The petition to reinstate McCaskill was placed prominently on the Web site of the Family Research Council, a conservative lobbying group that opposes same-sex marriage. On the council’s Facebook page, more than 3,000 people “liked” a post demanding that the school “Reinstate Dr. McCaskill.”
“Gallaudet University’s action underscores that far more is at stake in redefining marriage than two people walking down the aisle,” FRC President Tony Perkins said in a statement, adding that if the ballot measure passes, he expects further discrimination against defenders of traditional marriage.
Maryland Gov. Martin O’Malley (D), who supports same-sex marriage, and Marylanders for Marriage Equality have also called for the school to reinstate McCaskill.
“Everyone is entitled to free speech and to their own opinion about Question 6, which is about treating everyone fairly and equally under the law,” said Josh Levin, the campaign manager for the marriage equality group.
The groundswell of support for McCaskill extended to the megachurches in Prince George’s County, where opposition to same-sex marriage is particularly strong.
Lee P. Washington, pastor of Reid Temple AME Church, one of the largest churches in the Washington region and a hub of social and political activity, encouraged Gallaudet to take back McCaskill, who is a member of his church.
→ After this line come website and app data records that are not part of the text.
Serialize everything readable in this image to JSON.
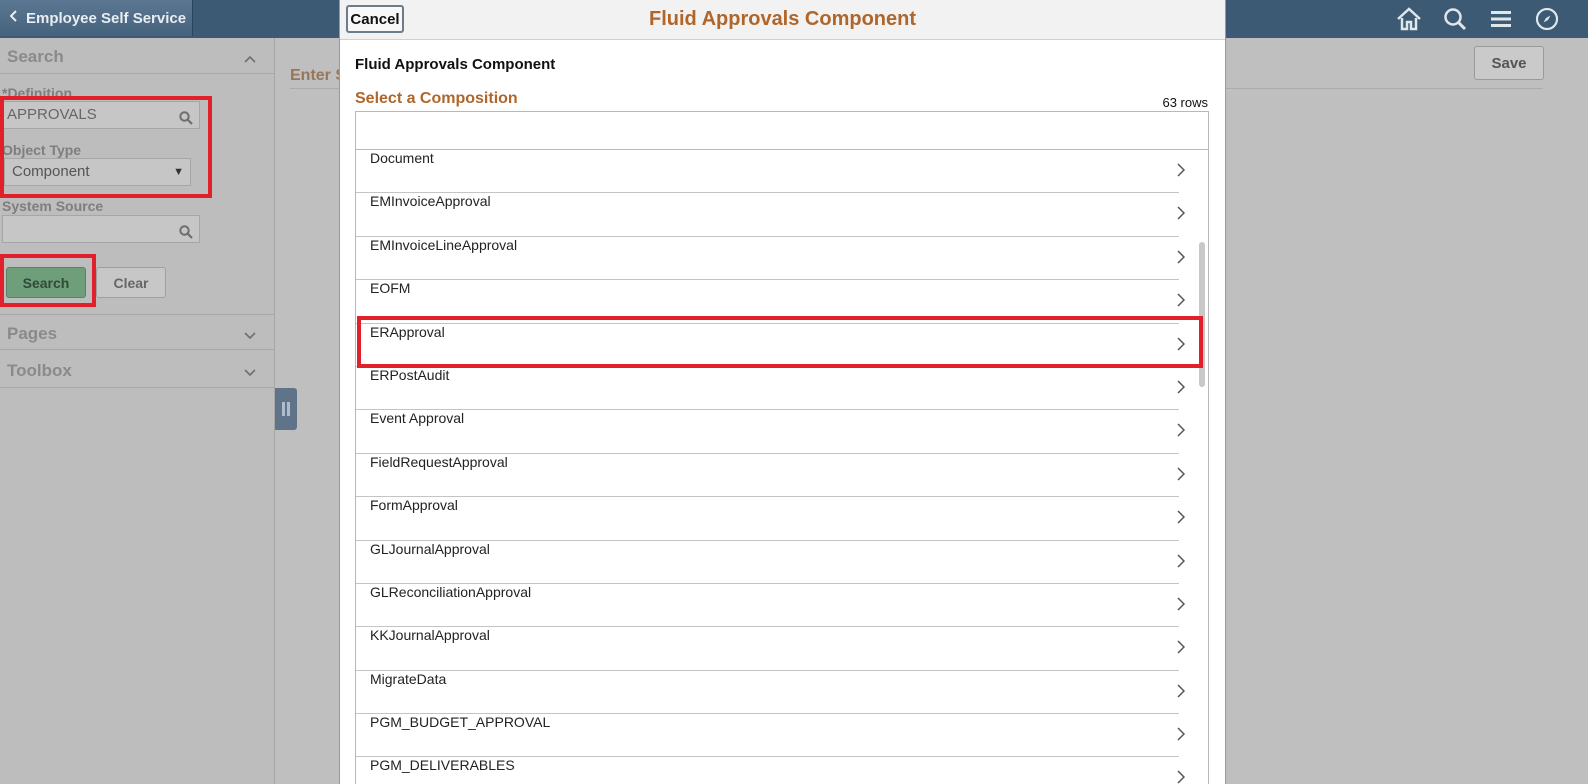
{
  "header": {
    "back_label": "Employee Self Service"
  },
  "left_panel": {
    "search_title": "Search",
    "definition_label": "*Definition",
    "definition_value": "APPROVALS",
    "object_type_label": "Object Type",
    "object_type_value": "Component",
    "system_source_label": "System Source",
    "system_source_value": "",
    "search_button": "Search",
    "clear_button": "Clear",
    "pages_title": "Pages",
    "toolbox_title": "Toolbox"
  },
  "main": {
    "enter_label": "Enter S",
    "save_button": "Save"
  },
  "modal": {
    "cancel_button": "Cancel",
    "title": "Fluid Approvals Component",
    "component_name": "Fluid Approvals Component",
    "select_label": "Select a Composition",
    "row_count": "63 rows",
    "items": [
      "Document",
      "EMInvoiceApproval",
      "EMInvoiceLineApproval",
      "EOFM",
      "ERApproval",
      "ERPostAudit",
      "Event Approval",
      "FieldRequestApproval",
      "FormApproval",
      "GLJournalApproval",
      "GLReconciliationApproval",
      "KKJournalApproval",
      "MigrateData",
      "PGM_BUDGET_APPROVAL",
      "PGM_DELIVERABLES"
    ],
    "highlighted_item": "ERApproval"
  },
  "colors": {
    "accent_orange": "#b0662a",
    "highlight_red": "#e0202a",
    "banner": "#3c5a73"
  },
  "icons": [
    "chevron-left-icon",
    "home-icon",
    "search-icon",
    "menu-icon",
    "compass-icon",
    "chevron-right-icon",
    "chevron-up-icon",
    "chevron-down-icon"
  ]
}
In a statement, Washington said that McCaskill and her family had withstood “threats and intimidation” related to her signing the ballot petition and being placed on leave.
McCaskill was among more than 200,000 Maryland residents who signed a petition for a referendum on same-sex marriage. The public vote was favored by opponents of a same-sex marriage law that O’Malley signed in March.
Although petitions are available for public viewing, this petition was broadly disseminated after the Washington Blade, a newspaper that serves the gay community, posted it online in the summer, including a list of the names and addresses of people who had signed it and a color-coded map showing “concentrations” of signatories.
Derek McCoy, chairman of the Maryland Marriage Alliance, which supports marriage only between a man and a woman, said friends and relatives of McCaskill’s told him that after her name became public, people approached her and said, “Why did you sign the petition? Why do you hate me?” McCoy characterized it as harassment and bullying.
People who favor limiting marriage to opposite-sex couples are being made to feel like outcasts, McCoy said. That’s why the McCaskill case is striking a nerve.
“She was at Gallaudet for 23 years,” he said. “Every day she was performing her duty with integrity. Then, when they find out she signed a referendum, all of a sudden she’s incapable of doing her job. It’s incredible.”
University officials have been tight-lipped about what they may be considering for McCaskill.
Their only public comment came Wednesday, when Gallaudet President T. Alan Hurwitz said he had placed her on administrative leave because she had “participated in a legislative initiative that some feel is inappropriate for an individual serving as Chief Diversity Officer.” He said he would be mulling over “the appropriate next steps.”
The university declined to be more specific Friday about whether there is a specific policy McCaskill violated or to explain why it was inappropriate for her to sign a ballot petition.
The FRC’s Perkins said in his statement that Hurwitz should be fired.
He compared the university president’s action to mayors who chastised Chick-fil-A after its chief executive spoke out against same-sex marriage, and he predicted that the punishment against McCaskill would have a chilling effect on people voicing some views.
“If this is allowed to stand, others will follow,” he said.
John Wagner contributed to this report.